◆ Exercise description:
Each of the records below must be reproduced verbatim.

(Interface dataset entries)
□ □ □ □ □

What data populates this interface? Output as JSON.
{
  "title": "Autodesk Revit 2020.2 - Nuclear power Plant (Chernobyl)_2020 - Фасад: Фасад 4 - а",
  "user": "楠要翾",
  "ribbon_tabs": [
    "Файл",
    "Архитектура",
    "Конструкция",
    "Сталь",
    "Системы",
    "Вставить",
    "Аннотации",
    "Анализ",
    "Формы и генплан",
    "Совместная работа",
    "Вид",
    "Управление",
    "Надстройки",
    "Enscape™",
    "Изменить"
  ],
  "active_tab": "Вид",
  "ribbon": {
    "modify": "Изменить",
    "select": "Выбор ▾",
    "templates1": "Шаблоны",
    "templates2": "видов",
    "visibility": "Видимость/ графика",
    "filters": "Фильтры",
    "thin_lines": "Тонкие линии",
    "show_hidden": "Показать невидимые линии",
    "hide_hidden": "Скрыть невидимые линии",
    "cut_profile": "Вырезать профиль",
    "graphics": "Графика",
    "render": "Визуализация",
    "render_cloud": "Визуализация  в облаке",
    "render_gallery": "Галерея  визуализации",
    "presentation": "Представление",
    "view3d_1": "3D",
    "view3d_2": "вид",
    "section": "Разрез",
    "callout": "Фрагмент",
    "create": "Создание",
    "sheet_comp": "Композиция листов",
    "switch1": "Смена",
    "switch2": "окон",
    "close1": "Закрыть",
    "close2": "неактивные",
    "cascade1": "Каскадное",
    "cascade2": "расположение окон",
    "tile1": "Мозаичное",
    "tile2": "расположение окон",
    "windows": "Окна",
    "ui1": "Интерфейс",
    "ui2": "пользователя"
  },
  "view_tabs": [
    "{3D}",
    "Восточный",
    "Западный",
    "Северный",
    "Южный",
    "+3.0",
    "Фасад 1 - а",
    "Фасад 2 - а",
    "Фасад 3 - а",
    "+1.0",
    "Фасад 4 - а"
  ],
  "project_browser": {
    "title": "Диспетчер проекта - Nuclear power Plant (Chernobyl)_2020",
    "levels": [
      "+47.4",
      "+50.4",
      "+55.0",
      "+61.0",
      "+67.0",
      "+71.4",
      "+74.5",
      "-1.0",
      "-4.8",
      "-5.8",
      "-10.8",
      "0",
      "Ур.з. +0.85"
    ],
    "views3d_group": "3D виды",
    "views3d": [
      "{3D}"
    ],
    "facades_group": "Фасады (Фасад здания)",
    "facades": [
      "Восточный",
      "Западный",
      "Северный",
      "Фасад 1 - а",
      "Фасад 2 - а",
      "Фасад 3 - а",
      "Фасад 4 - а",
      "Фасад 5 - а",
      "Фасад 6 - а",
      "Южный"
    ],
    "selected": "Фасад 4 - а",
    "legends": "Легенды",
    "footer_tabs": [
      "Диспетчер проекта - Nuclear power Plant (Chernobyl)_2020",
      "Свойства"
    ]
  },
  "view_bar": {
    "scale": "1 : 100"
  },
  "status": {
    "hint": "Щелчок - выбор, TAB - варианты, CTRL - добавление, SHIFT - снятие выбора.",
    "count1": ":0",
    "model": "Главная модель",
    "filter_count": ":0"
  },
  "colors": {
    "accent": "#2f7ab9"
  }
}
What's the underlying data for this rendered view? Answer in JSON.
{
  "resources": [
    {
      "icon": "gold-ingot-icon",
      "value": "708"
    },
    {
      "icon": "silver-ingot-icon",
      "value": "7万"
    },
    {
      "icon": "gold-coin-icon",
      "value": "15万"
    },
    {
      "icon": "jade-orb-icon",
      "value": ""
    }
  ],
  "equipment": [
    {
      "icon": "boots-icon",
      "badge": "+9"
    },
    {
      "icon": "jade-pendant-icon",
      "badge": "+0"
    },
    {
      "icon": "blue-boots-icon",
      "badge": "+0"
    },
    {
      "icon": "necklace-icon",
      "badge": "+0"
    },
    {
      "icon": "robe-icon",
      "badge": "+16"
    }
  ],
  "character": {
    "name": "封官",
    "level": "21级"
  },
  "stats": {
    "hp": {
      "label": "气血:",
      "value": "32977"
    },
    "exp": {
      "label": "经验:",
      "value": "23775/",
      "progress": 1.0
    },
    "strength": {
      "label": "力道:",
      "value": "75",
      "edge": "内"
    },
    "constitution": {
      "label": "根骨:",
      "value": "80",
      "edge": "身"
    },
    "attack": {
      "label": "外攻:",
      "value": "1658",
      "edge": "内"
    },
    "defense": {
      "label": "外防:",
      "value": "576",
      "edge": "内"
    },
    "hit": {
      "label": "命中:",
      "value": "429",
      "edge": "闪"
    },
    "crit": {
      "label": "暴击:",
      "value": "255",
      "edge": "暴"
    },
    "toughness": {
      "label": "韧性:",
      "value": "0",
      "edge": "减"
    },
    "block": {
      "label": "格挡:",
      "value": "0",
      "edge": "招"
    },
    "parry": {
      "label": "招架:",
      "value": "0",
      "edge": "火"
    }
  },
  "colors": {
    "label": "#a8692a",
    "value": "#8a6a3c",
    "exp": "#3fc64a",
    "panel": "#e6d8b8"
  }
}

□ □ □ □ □

◆ Response:
What data populates this interface? Output as JSON.
{
  "title": "Autodesk Revit 2020.2 - Nuclear power Plant (Chernobyl)_2020 - Фасад: Фасад 4 - а",
  "user": "楠要翾",
  "ribbon_tabs": [
    "Файл",
    "Архитектура",
    "Конструкция",
    "Сталь",
    "Системы",
    "Вставить",
    "Аннотации",
    "Анализ",
    "Формы и генплан",
    "Совместная работа",
    "Вид",
    "Управление",
    "Надстройки",
    "Enscape™",
    "Изменить"
  ],
  "active_tab": "Вид",
  "ribbon": {
    "modify": "Изменить",
    "select": "Выбор ▾",
    "templates1": "Шаблоны",
    "templates2": "видов",
    "visibility": "Видимость/ графика",
    "filters": "Фильтры",
    "thin_lines": "Тонкие линии",
    "show_hidden": "Показать невидимые линии",
    "hide_hidden": "Скрыть невидимые линии",
    "cut_profile": "Вырезать профиль",
    "graphics": "Графика",
    "render": "Визуализация",
    "render_cloud": "Визуализация  в облаке",
    "render_gallery": "Галерея  визуализации",
    "presentation": "Представление",
    "view3d_1": "3D",
    "view3d_2": "вид",
    "section": "Разрез",
    "callout": "Фрагмент",
    "create": "Создание",
    "sheet_comp": "Композиция листов",
    "switch1": "Смена",
    "switch2": "окон",
    "close1": "Закрыть",
    "close2": "неактивные",
    "cascade1": "Каскадное",
    "cascade2": "расположение окон",
    "tile1": "Мозаичное",
    "tile2": "расположение окон",
    "windows": "Окна",
    "ui1": "Интерфейс",
    "ui2": "пользователя"
  },
  "view_tabs": [
    "{3D}",
    "Восточный",
    "Западный",
    "Северный",
    "Южный",
    "+3.0",
    "Фасад 1 - а",
    "Фасад 2 - а",
    "Фасад 3 - а",
    "+1.0",
    "Фасад 4 - а"
  ],
  "project_browser": {
    "title": "Диспетчер проекта - Nuclear power Plant (Chernobyl)_2020",
    "levels": [
      "+47.4",
      "+50.4",
      "+55.0",
      "+61.0",
      "+67.0",
      "+71.4",
      "+74.5",
      "-1.0",
      "-4.8",
      "-5.8",
      "-10.8",
      "0",
      "Ур.з. +0.85"
    ],
    "views3d_group": "3D виды",
    "views3d": [
      "{3D}"
    ],
    "facades_group": "Фасады (Фасад здания)",
    "facades": [
      "Восточный",
      "Западный",
      "Северный",
      "Фасад 1 - а",
      "Фасад 2 - а",
      "Фасад 3 - а",
      "Фасад 4 - а",
      "Фасад 5 - а",
      "Фасад 6 - а",
      "Южный"
    ],
    "selected": "Фасад 4 - а",
    "legends": "Легенды",
    "footer_tabs": [
      "Диспетчер проекта - Nuclear power Plant (Chernobyl)_2020",
      "Свойства"
    ]
  },
  "view_bar": {
    "scale": "1 : 100"
  },
  "status": {
    "hint": "Щелчок - выбор, TAB - варианты, CTRL - добавление, SHIFT - снятие выбора.",
    "count1": ":0",
    "model": "Главная модель",
    "filter_count": ":0"
  },
  "colors": {
    "accent": "#2f7ab9"
  }
}
What's the underlying data for this rendered view? Answer in JSON.
{
  "resources": [
    {
      "icon": "gold-ingot-icon",
      "value": "708"
    },
    {
      "icon": "silver-ingot-icon",
      "value": "7万"
    },
    {
      "icon": "gold-coin-icon",
      "value": "15万"
    },
    {
      "icon": "jade-orb-icon",
      "value": ""
    }
  ],
  "equipment": [
    {
      "icon": "boots-icon",
      "badge": "+9"
    },
    {
      "icon": "jade-pendant-icon",
      "badge": "+0"
    },
    {
      "icon": "blue-boots-icon",
      "badge": "+0"
    },
    {
      "icon": "necklace-icon",
      "badge": "+0"
    },
    {
      "icon": "robe-icon",
      "badge": "+16"
    }
  ],
  "character": {
    "name": "封官",
    "level": "21级"
  },
  "stats": {
    "hp": {
      "label": "气血:",
      "value": "32977"
    },
    "exp": {
      "label": "经验:",
      "value": "23775/",
      "progress": 1.0
    },
    "strength": {
      "label": "力道:",
      "value": "75",
      "edge": "内"
    },
    "constitution": {
      "label": "根骨:",
      "value": "80",
      "edge": "身"
    },
    "attack": {
      "label": "外攻:",
      "value": "1658",
      "edge": "内"
    },
    "defense": {
      "label": "外防:",
      "value": "576",
      "edge": "内"
    },
    "hit": {
      "label": "命中:",
      "value": "429",
      "edge": "闪"
    },
    "crit": {
      "label": "暴击:",
      "value": "255",
      "edge": "暴"
    },
    "toughness": {
      "label": "韧性:",
      "value": "0",
      "edge": "减"
    },
    "block": {
      "label": "格挡:",
      "value": "0",
      "edge": "招"
    },
    "parry": {
      "label": "招架:",
      "value": "0",
      "edge": "火"
    }
  },
  "colors": {
    "label": "#a8692a",
    "value": "#8a6a3c",
    "exp": "#3fc64a",
    "panel": "#e6d8b8"
  }
}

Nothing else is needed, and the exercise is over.